Mood changes over the day

March 29, 2013 in Map your moods by Dr Liz

Mood varies. It can change in a moment, or stay the same for days. A person’s mood depends on what kind of person they are, what is happening to them, what has happened in the past. By recording your mood over the day, it is possible to see when you are at your best, most active and when is the best time for planning and quieter activities and when you can “go for it” all out!

Record mood over a day

Record mood over a day

 

 

 

 

 

 

 

 

 

 

 

 

 

 

 

 

 

 

 

 

Most people have moods they can live with. Some peoples’ moods become difficult to manage and in extreme cases, they are given the diagnosis of a “Mood disorder”. In reality that means large, often very creative but hard to manage moods. There are five main keys to understanding what affects mood. These are:

The five Keys to Mood:

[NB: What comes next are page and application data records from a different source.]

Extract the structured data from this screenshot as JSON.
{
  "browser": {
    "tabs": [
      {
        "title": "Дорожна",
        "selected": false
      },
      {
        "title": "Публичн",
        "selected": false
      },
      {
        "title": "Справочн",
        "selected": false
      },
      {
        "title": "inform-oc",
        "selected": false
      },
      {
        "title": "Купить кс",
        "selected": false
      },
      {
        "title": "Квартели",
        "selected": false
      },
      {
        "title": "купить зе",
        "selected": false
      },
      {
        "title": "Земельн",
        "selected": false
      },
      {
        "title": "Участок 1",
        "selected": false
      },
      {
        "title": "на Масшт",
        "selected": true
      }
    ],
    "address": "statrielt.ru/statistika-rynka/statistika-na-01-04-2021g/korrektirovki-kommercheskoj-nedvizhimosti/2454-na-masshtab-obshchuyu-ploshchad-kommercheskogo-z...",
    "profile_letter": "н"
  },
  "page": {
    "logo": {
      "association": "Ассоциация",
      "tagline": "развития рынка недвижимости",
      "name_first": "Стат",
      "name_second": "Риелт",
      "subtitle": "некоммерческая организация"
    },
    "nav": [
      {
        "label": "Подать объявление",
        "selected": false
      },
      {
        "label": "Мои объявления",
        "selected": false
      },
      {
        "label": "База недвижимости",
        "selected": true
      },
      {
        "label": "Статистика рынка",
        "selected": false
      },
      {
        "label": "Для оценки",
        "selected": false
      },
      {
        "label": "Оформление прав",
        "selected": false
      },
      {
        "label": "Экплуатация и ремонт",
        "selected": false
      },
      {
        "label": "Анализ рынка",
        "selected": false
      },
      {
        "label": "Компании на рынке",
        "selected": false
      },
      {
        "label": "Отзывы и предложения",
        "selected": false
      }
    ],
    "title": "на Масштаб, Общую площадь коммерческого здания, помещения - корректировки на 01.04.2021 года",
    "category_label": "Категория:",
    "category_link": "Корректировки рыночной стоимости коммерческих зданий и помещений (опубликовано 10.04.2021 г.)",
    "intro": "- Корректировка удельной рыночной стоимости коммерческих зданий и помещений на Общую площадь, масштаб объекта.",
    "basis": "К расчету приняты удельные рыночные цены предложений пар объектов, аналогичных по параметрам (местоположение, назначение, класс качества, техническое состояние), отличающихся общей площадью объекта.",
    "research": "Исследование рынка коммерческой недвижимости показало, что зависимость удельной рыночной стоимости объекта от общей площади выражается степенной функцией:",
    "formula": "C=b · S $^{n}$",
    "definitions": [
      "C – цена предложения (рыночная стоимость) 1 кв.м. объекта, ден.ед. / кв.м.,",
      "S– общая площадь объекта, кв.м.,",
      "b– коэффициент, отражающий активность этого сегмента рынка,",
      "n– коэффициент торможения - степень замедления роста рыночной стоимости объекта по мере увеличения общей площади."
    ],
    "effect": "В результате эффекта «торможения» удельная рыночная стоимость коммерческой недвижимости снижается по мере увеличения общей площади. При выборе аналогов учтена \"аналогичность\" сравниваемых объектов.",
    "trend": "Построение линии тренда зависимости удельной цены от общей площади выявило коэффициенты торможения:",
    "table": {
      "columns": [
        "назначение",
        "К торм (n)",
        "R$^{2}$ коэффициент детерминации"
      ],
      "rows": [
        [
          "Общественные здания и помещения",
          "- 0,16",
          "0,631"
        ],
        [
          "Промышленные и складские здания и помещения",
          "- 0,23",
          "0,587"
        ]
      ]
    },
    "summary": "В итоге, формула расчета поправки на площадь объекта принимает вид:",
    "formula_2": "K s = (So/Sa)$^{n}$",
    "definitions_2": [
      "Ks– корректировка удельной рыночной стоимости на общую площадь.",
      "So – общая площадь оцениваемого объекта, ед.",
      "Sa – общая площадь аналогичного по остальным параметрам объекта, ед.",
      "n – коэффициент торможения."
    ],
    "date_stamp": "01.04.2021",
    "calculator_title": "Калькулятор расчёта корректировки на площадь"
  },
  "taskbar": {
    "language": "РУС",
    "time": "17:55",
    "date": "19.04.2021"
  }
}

Surroundings – what is going on around you, in your home and workplace
Physical health – physical health affects mood far more than most people, even doctors realise, diet and exercise are key
Social environment and relationships – nothing destroys people quicker than a bad relationship, whether it is with your close family, workplace, or social life
Learning and skills – what you have learnt from life experience, education, financial skills and health self management
Self awareness – we need to know our personality type, where our talents lie, be able to express our deeper self and be true to who we are

By regularly plotting your mood, you can understand more about who you are and how the five Keys to mood affect you and how to improve them